The culprit? A greenhouse on a nearby hillside had caught fire, and the aggregated effect of a handful of drivers slowing down to rubberneck brought several hundred cars to a screeching halt.
What goes for unexpected traffic delays also applies to transportation infrastructure that forces traffic delays. Roundabouts, along with other efforts like signal timing coordination (a huge issue, by the way, on the 419 corridor and one not easily solved as the corridor crosses three jurisdictional boundaries) do a better job at keeping traffic moving at a constant speed, thereby reducing the opportunity for traffic jams. The County’s experiment with the Colonial Avenue roundabout is a good first step in building smarter infrastructure to keep drivers moving efficiently.
Of course, you’re probably thinking, “But Roanoke doesn’t have traffic jams!” And, of course, you’re right (for the most part, though a roundabout isn’t the solution for the traffic delays along Elm and Shenandoah Avenues. But RIDE Solutions is nothing if not interested in the aggregated impact of incremental behavior changes, and those keeping cars moving at a constant speed may have little impact on our nearly nonexistant traffic jams, it does have some impact on our very real air quality problems.
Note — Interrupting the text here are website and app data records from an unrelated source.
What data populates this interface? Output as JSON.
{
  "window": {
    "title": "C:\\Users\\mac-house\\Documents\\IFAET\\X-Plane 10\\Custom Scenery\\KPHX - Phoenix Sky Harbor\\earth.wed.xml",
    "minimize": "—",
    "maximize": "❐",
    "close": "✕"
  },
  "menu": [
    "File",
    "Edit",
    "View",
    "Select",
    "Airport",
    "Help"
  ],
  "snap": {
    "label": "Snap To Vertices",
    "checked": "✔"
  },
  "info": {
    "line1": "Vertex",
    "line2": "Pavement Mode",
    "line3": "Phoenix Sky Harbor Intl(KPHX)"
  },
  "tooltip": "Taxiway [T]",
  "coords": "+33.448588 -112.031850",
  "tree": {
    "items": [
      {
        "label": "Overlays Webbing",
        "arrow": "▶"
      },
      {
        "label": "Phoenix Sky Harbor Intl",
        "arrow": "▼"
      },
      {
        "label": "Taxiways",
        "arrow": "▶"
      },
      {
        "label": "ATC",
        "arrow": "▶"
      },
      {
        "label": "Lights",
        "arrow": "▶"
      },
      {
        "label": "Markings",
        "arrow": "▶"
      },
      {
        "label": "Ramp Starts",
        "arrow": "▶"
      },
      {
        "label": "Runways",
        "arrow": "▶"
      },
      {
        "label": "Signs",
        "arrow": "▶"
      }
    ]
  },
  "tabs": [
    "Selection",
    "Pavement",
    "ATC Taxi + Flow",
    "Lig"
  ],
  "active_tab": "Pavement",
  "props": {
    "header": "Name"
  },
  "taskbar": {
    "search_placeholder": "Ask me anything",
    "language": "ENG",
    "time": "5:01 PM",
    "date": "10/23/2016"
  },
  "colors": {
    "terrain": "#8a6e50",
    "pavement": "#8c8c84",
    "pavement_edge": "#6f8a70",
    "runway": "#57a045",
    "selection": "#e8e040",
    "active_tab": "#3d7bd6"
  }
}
Largely this is because vehicles are at their most inefficient when they stop and start, and therefore emissions are at their highest. Any effort that can be made, therefore, to keep cars moving at a consistent speed improves fuel efficiency and reduces air pollution. Of course, my preference would be to have the car off the road altogether, but barring that roundabouts are a good place to start building more efficient system.